With a firm hand, Orban has solidified the power of Fidesz – which began as a radical student group before shifting over the years to the right – in ways that critics say have eroded democratic checks and balances.
The government has consistently rejected such charges, but the passing of a media law which critics say could be used to curb press freedom provoked a dispute with the European Commission.
Curbs on the Constitutional Court's jurisdiction have also proved contentious, while tens of thousands of Hungarians rallied in January to call for the removal of the man they called the "Viktator" after the constitution had been rewritten.
A few weeks later a pro-government rally attracted 100,000 people, showing Orban remains popular among his core supporters.
Changes to the central bank law caused another row with the EU and IMF, which said it hurt the Hungarian National Bank's independence. Amendments resolved the standoff only after it had held up the talks on IMF/EU financing for months.
The Reuters writers then mention a recent international incident which involves a murder case in Budapest 8 years ago, once more, of course(?), used to discredit Orbán:
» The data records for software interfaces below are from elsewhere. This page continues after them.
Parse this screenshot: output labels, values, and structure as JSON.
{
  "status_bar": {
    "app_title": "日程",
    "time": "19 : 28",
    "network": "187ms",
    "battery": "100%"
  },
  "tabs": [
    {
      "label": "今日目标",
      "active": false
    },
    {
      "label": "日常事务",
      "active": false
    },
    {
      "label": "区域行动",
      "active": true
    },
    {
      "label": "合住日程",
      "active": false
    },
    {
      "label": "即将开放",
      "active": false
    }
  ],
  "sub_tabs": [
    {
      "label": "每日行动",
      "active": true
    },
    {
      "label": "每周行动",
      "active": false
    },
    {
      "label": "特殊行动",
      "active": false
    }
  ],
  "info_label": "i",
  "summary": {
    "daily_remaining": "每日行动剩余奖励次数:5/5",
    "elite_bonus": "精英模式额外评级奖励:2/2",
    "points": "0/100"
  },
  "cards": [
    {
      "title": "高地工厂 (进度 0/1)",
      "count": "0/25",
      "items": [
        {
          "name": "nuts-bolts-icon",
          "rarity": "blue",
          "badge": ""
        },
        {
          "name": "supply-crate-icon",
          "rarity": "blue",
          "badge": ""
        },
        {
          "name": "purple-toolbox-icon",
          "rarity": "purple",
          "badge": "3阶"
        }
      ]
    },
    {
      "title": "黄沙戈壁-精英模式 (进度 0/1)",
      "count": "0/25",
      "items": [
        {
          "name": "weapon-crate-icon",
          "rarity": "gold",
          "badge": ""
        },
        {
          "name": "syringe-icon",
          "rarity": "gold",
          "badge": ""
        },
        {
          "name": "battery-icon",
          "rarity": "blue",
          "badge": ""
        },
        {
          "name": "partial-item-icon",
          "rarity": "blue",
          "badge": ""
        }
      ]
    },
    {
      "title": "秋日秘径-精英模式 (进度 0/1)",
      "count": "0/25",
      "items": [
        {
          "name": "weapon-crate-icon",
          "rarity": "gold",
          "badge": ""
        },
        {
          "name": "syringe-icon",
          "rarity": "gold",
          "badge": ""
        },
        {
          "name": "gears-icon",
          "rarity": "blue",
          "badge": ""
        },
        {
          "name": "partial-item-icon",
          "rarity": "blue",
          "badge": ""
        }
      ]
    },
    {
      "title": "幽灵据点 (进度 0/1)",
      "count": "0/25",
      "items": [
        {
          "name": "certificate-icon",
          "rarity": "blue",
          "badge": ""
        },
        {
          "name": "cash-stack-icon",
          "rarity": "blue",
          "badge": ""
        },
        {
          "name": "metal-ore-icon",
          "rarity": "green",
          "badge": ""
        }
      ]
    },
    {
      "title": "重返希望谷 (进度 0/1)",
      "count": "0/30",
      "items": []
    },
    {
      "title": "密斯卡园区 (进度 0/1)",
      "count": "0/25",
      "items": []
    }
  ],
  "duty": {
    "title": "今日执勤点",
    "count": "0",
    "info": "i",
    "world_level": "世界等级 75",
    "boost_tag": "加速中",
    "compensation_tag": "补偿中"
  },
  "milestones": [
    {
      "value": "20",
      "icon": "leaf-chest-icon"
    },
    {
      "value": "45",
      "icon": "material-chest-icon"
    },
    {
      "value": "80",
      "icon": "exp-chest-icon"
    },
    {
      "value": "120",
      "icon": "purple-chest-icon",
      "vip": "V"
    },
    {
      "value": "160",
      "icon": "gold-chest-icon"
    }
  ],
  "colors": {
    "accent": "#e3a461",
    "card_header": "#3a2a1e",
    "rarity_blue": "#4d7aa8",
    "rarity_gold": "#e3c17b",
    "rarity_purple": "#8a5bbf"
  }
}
Under Orban, Hungary has even become involved in disputes as far away as the south Caucasus where tensions are high between Azerbaijan and Armenia. Last month, Hungary stirred a storm when it sent home an Azeri soldier who had murdered an Armenian officer with an axe during NATO training in Budapest in 2004.
The soldier, Ramil Safarov, was pardoned and celebrated as a hero when he got home. Armenia instantly broke diplomatic ties with Hungary, and NATO Secretary General Anders Fogh Rasmussen said he was "deeply concerned" by the pardon.
Orban has defended the decision, saying it was in line with international law. He even said that Hungary acted knowing the move could spark a diplomatic backlash.
"His ways may be risky and you can't always know where it leads," said one source familiar with Orban's thinking, who wished to remain unnamed. "But even if you do not agree with him, within his own logical framework he has a well-grounded answer to each question."
Despite government denials, opposition parties say it let Safarov return to Azerbaijan in the hope of economic favors in return from the energy producer. The Socialists, who beat Orban in the elections of 2002 and 2006, have called on him to resign over the decision, but they remain electorally weak.
I've seen a number of conflicting reports on the case (is Orbán terribly naive, did the Azeris pay Hungary a billion dollars), and I find it hard to call. But I don't think that if a foreign national kills another foreign national on their soil, many countries would insist on keeping the killer in their prison system indefinitely at all cost. Also, Armenians have been living in Hungary for 1000 years or more. And along the same lines that in Hungary, like across eastern Europe as a whole, there's a long and ugly history of anti-semitism, I'm sure Armenians have had tough times in the country as well through history. But I haven't so far found any convincing arguments that for either people, or the Roma for that matter, it's Victor Orbán who's responsible for increasing hatred or tensions. Given the way he's consistently being pictured as a crazed dictator, and given his fights on multiple fronts against Hungary's potential colonizers, let's just say I have my doubts. But I'm open to being educated.
What I'm interested in for now is not politics, but finance, even if the two seem intricately intertwined. Any country, and its leaders, that dares resist the ever more suffocating global powers of the IMF, the EU/ECB, and the banking system and multinationals (think Monsanto) they serve, quite simply looks of interest to me. There are schemes and policies being executed in our names that we shouldn't wish to sign off on, by power hungry people hiding behind the veils of global corporations and über-government institutions, and the victims of these policies are real people, just like we are. If anything, that's what Hungary teaches us.